**Material provided**
---
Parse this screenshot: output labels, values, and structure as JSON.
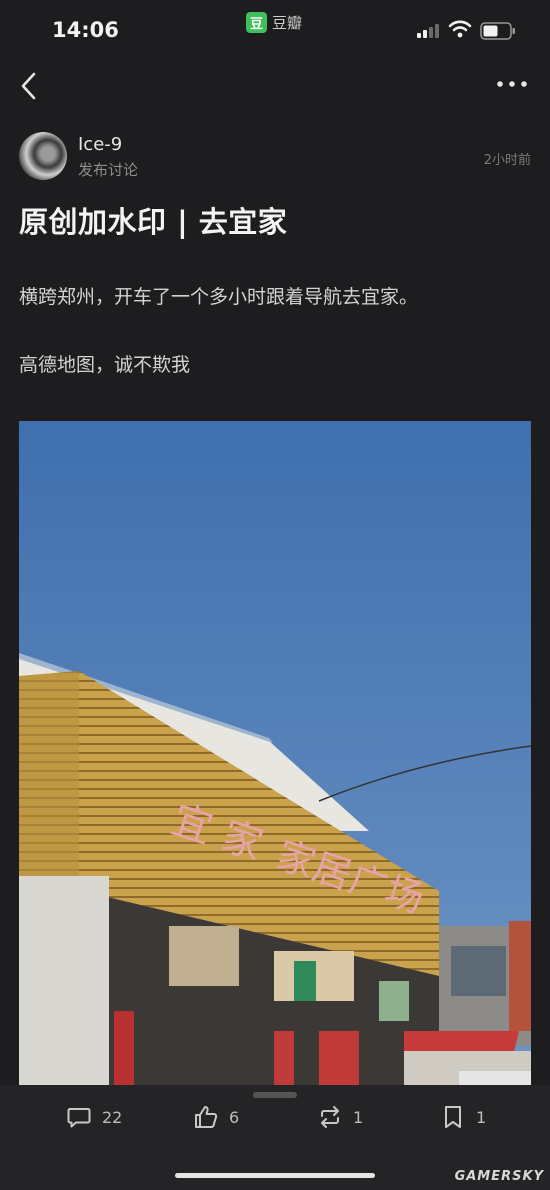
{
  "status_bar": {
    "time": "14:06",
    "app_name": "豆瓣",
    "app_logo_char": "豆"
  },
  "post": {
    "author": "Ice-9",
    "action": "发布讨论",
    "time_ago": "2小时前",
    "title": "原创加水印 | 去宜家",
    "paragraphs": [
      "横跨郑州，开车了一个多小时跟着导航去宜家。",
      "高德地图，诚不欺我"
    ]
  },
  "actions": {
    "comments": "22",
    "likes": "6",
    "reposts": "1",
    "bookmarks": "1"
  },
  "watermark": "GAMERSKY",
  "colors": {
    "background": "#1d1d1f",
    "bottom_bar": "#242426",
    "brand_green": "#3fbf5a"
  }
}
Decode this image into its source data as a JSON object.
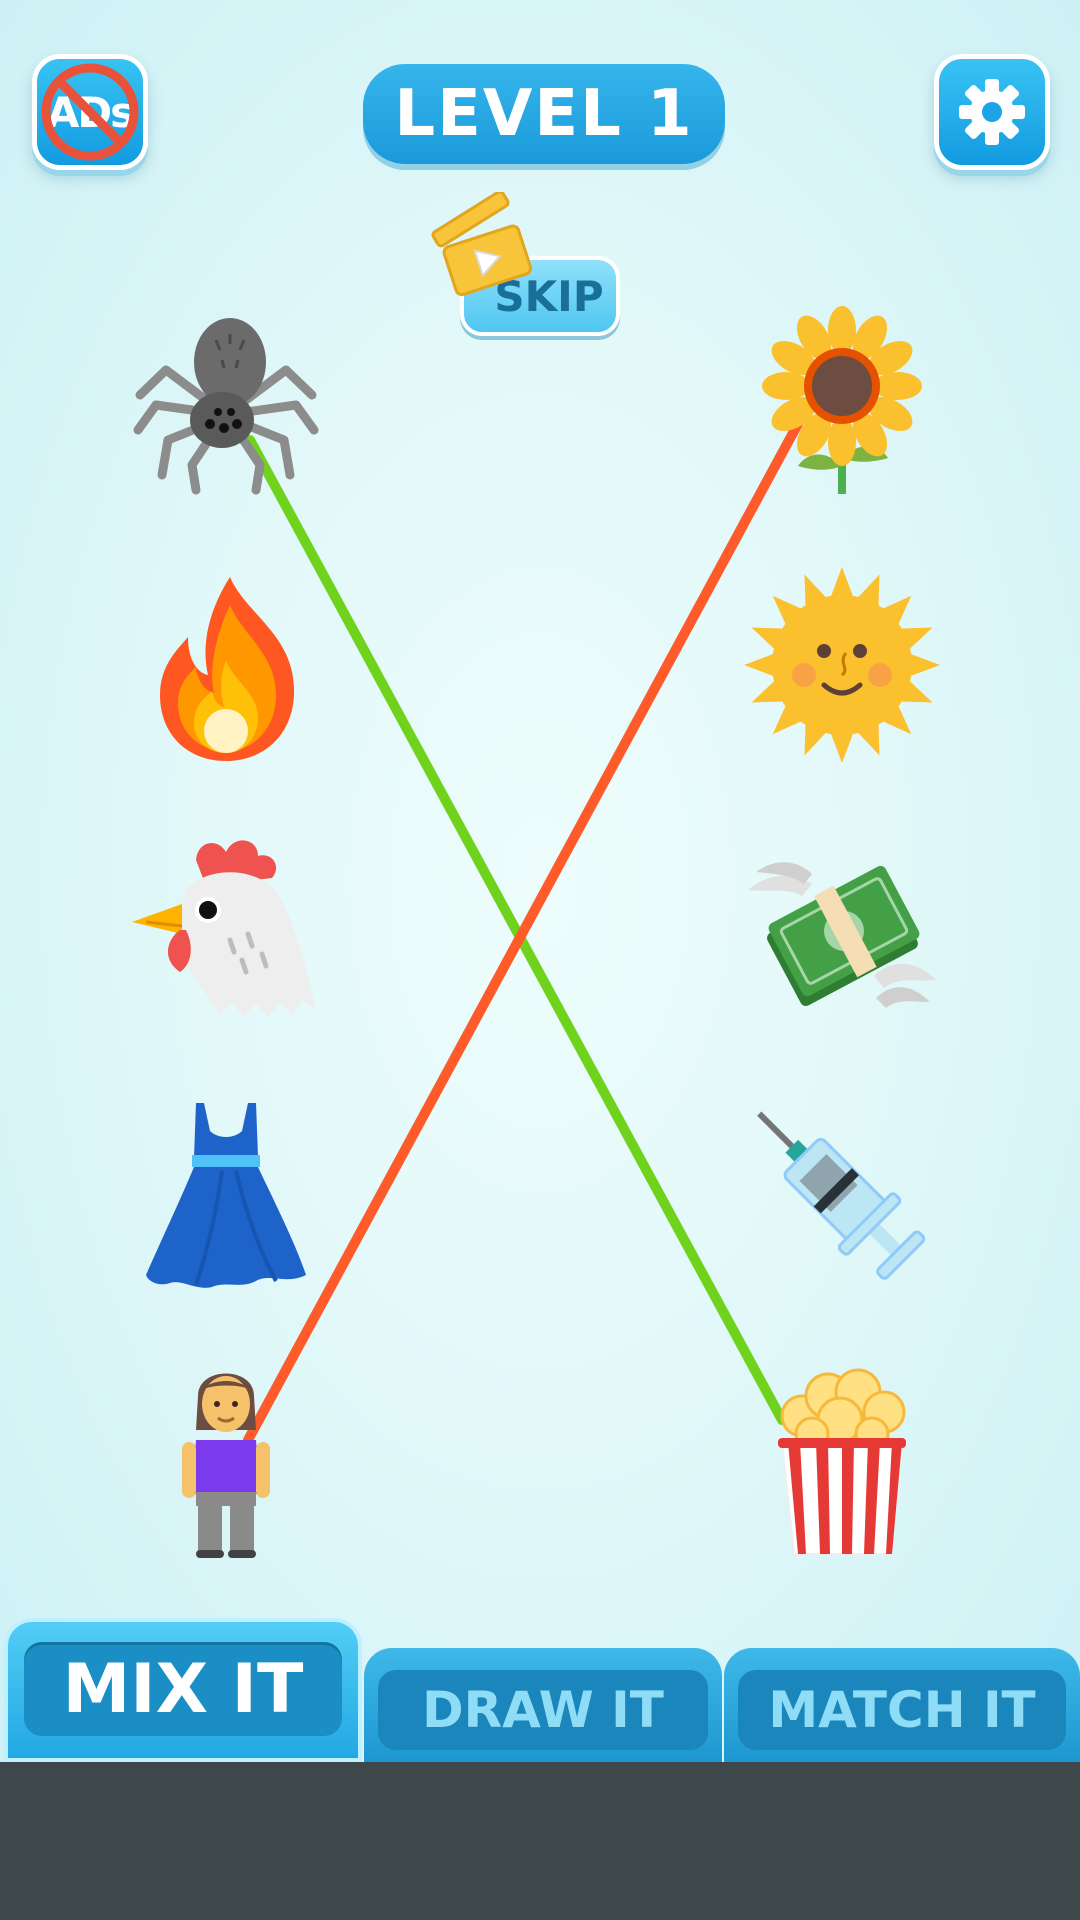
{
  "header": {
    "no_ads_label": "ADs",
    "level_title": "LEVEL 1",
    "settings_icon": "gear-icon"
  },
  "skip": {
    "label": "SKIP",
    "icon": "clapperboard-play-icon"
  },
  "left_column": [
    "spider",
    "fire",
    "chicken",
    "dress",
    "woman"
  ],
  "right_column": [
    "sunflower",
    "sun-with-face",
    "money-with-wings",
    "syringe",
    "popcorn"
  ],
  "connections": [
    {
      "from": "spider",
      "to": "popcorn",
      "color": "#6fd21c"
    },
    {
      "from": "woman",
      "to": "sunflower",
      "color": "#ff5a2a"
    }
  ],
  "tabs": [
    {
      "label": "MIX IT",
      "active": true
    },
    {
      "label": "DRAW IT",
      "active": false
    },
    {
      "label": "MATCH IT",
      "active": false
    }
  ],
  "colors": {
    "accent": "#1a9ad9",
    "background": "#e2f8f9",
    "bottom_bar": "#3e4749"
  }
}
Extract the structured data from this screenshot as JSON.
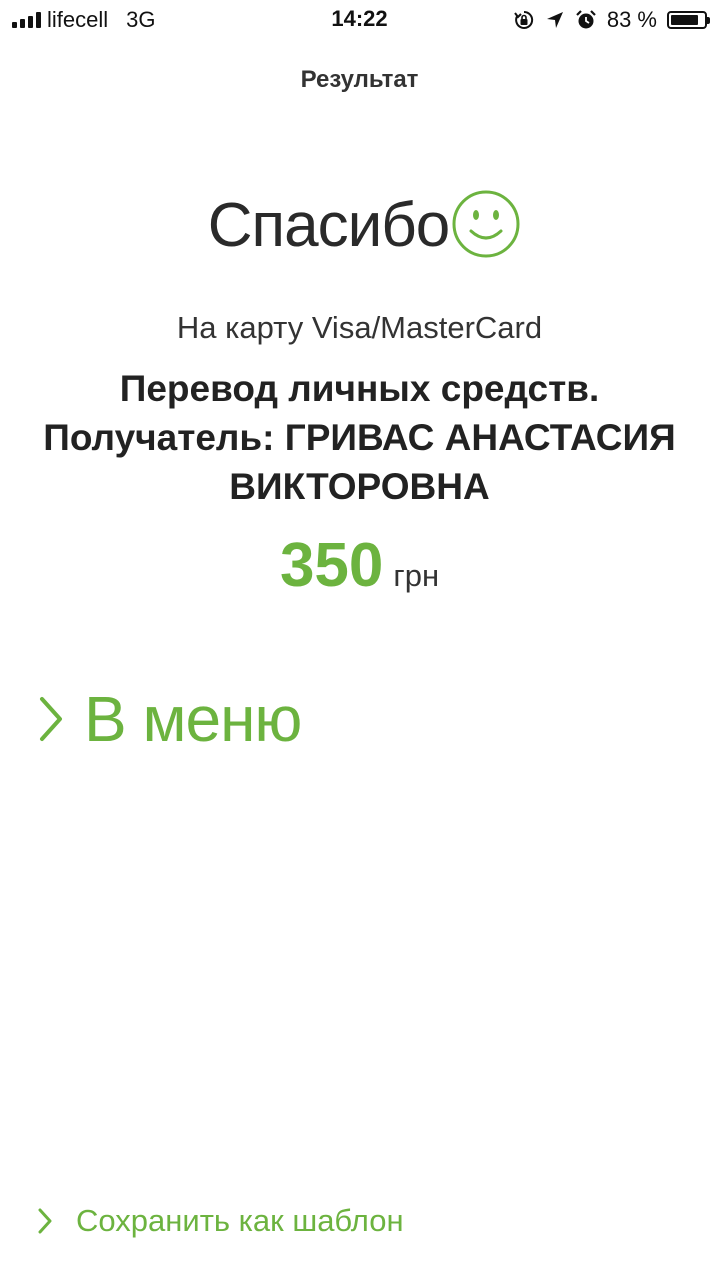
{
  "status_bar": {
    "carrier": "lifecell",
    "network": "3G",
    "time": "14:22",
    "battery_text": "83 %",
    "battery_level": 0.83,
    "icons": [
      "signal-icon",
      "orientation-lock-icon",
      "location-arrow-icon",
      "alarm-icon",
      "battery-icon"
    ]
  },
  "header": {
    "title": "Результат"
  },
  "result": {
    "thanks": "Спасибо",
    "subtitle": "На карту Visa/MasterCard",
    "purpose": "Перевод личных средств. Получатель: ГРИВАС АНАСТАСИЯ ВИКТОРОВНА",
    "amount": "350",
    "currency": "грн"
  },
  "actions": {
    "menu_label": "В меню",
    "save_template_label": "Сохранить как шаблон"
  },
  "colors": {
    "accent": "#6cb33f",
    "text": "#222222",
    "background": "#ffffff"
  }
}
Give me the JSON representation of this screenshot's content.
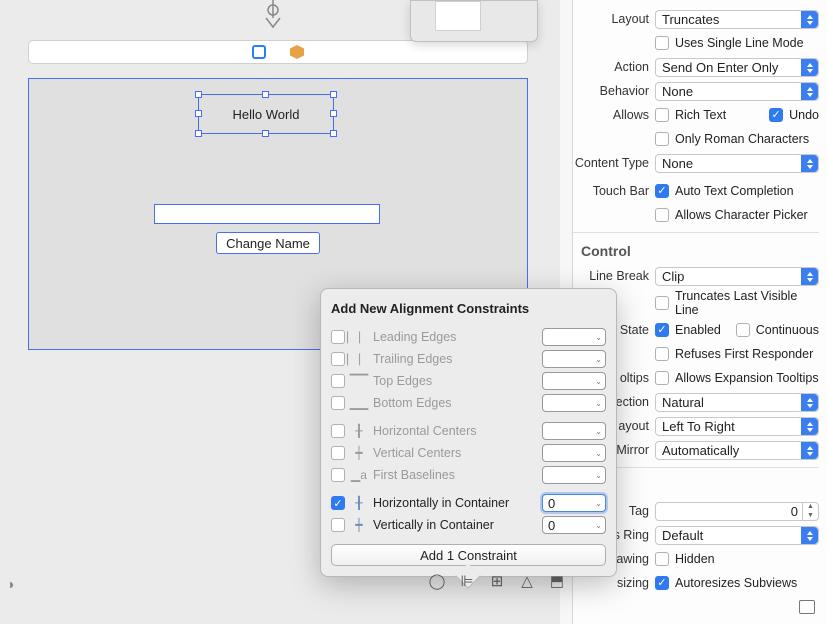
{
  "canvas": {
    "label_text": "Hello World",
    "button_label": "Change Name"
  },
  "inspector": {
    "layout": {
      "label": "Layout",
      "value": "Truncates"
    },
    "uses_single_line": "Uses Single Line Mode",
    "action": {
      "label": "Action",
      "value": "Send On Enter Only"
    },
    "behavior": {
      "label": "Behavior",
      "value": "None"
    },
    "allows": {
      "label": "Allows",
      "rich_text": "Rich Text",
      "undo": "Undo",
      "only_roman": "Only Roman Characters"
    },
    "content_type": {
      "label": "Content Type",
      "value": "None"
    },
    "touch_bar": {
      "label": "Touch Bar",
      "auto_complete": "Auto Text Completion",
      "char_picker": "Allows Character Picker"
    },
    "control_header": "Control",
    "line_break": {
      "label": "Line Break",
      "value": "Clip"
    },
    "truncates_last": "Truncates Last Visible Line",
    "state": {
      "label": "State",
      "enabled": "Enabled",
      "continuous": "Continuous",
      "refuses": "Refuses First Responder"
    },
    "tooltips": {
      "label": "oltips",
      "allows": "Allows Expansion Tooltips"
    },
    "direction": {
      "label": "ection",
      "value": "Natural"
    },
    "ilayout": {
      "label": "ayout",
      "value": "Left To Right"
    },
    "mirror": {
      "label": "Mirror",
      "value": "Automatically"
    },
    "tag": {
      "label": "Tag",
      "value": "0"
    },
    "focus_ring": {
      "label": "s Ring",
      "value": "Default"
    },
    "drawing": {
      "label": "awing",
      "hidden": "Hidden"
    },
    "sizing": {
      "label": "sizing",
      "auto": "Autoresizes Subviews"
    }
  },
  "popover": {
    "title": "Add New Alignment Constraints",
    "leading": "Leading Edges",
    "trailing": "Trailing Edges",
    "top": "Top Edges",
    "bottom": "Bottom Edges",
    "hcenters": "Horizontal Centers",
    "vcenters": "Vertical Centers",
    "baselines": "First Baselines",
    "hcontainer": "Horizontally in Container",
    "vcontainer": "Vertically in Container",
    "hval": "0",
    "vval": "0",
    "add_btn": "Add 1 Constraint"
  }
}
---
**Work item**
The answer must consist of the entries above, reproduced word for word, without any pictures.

**Answer section**
Parse this screenshot: output labels, values, and structure as JSON.
{
  "status_bar": {
    "time": "14:06",
    "app_name": "豆瓣",
    "app_logo_char": "豆"
  },
  "post": {
    "author": "Ice-9",
    "action": "发布讨论",
    "time_ago": "2小时前",
    "title": "原创加水印 | 去宜家",
    "paragraphs": [
      "横跨郑州，开车了一个多小时跟着导航去宜家。",
      "高德地图，诚不欺我"
    ]
  },
  "actions": {
    "comments": "22",
    "likes": "6",
    "reposts": "1",
    "bookmarks": "1"
  },
  "watermark": "GAMERSKY",
  "colors": {
    "background": "#1d1d1f",
    "bottom_bar": "#242426",
    "brand_green": "#3fbf5a"
  }
}
Decode this image into its source data as a JSON object.
{
  "header": {
    "no_ads_label": "ADs",
    "level_title": "LEVEL 1",
    "settings_icon": "gear-icon"
  },
  "skip": {
    "label": "SKIP",
    "icon": "clapperboard-play-icon"
  },
  "left_column": [
    "spider",
    "fire",
    "chicken",
    "dress",
    "woman"
  ],
  "right_column": [
    "sunflower",
    "sun-with-face",
    "money-with-wings",
    "syringe",
    "popcorn"
  ],
  "connections": [
    {
      "from": "spider",
      "to": "popcorn",
      "color": "#6fd21c"
    },
    {
      "from": "woman",
      "to": "sunflower",
      "color": "#ff5a2a"
    }
  ],
  "tabs": [
    {
      "label": "MIX IT",
      "active": true
    },
    {
      "label": "DRAW IT",
      "active": false
    },
    {
      "label": "MATCH IT",
      "active": false
    }
  ],
  "colors": {
    "accent": "#1a9ad9",
    "background": "#e2f8f9",
    "bottom_bar": "#3e4749"
  }
}
Extract the structured data from this screenshot as JSON.
{
  "status_bar": {
    "carrier": "lifecell",
    "network": "3G",
    "time": "14:22",
    "battery_text": "83 %",
    "battery_level": 0.83,
    "icons": [
      "signal-icon",
      "orientation-lock-icon",
      "location-arrow-icon",
      "alarm-icon",
      "battery-icon"
    ]
  },
  "header": {
    "title": "Результат"
  },
  "result": {
    "thanks": "Спасибо",
    "subtitle": "На карту Visa/MasterCard",
    "purpose": "Перевод личных средств. Получатель: ГРИВАС АНАСТАСИЯ ВИКТОРОВНА",
    "amount": "350",
    "currency": "грн"
  },
  "actions": {
    "menu_label": "В меню",
    "save_template_label": "Сохранить как шаблон"
  },
  "colors": {
    "accent": "#6cb33f",
    "text": "#222222",
    "background": "#ffffff"
  }
}
Give me the JSON representation of this screenshot's content.
{
  "canvas": {
    "label_text": "Hello World",
    "button_label": "Change Name"
  },
  "inspector": {
    "layout": {
      "label": "Layout",
      "value": "Truncates"
    },
    "uses_single_line": "Uses Single Line Mode",
    "action": {
      "label": "Action",
      "value": "Send On Enter Only"
    },
    "behavior": {
      "label": "Behavior",
      "value": "None"
    },
    "allows": {
      "label": "Allows",
      "rich_text": "Rich Text",
      "undo": "Undo",
      "only_roman": "Only Roman Characters"
    },
    "content_type": {
      "label": "Content Type",
      "value": "None"
    },
    "touch_bar": {
      "label": "Touch Bar",
      "auto_complete": "Auto Text Completion",
      "char_picker": "Allows Character Picker"
    },
    "control_header": "Control",
    "line_break": {
      "label": "Line Break",
      "value": "Clip"
    },
    "truncates_last": "Truncates Last Visible Line",
    "state": {
      "label": "State",
      "enabled": "Enabled",
      "continuous": "Continuous",
      "refuses": "Refuses First Responder"
    },
    "tooltips": {
      "label": "oltips",
      "allows": "Allows Expansion Tooltips"
    },
    "direction": {
      "label": "ection",
      "value": "Natural"
    },
    "ilayout": {
      "label": "ayout",
      "value": "Left To Right"
    },
    "mirror": {
      "label": "Mirror",
      "value": "Automatically"
    },
    "tag": {
      "label": "Tag",
      "value": "0"
    },
    "focus_ring": {
      "label": "s Ring",
      "value": "Default"
    },
    "drawing": {
      "label": "awing",
      "hidden": "Hidden"
    },
    "sizing": {
      "label": "sizing",
      "auto": "Autoresizes Subviews"
    }
  },
  "popover": {
    "title": "Add New Alignment Constraints",
    "leading": "Leading Edges",
    "trailing": "Trailing Edges",
    "top": "Top Edges",
    "bottom": "Bottom Edges",
    "hcenters": "Horizontal Centers",
    "vcenters": "Vertical Centers",
    "baselines": "First Baselines",
    "hcontainer": "Horizontally in Container",
    "vcontainer": "Vertically in Container",
    "hval": "0",
    "vval": "0",
    "add_btn": "Add 1 Constraint"
  }
}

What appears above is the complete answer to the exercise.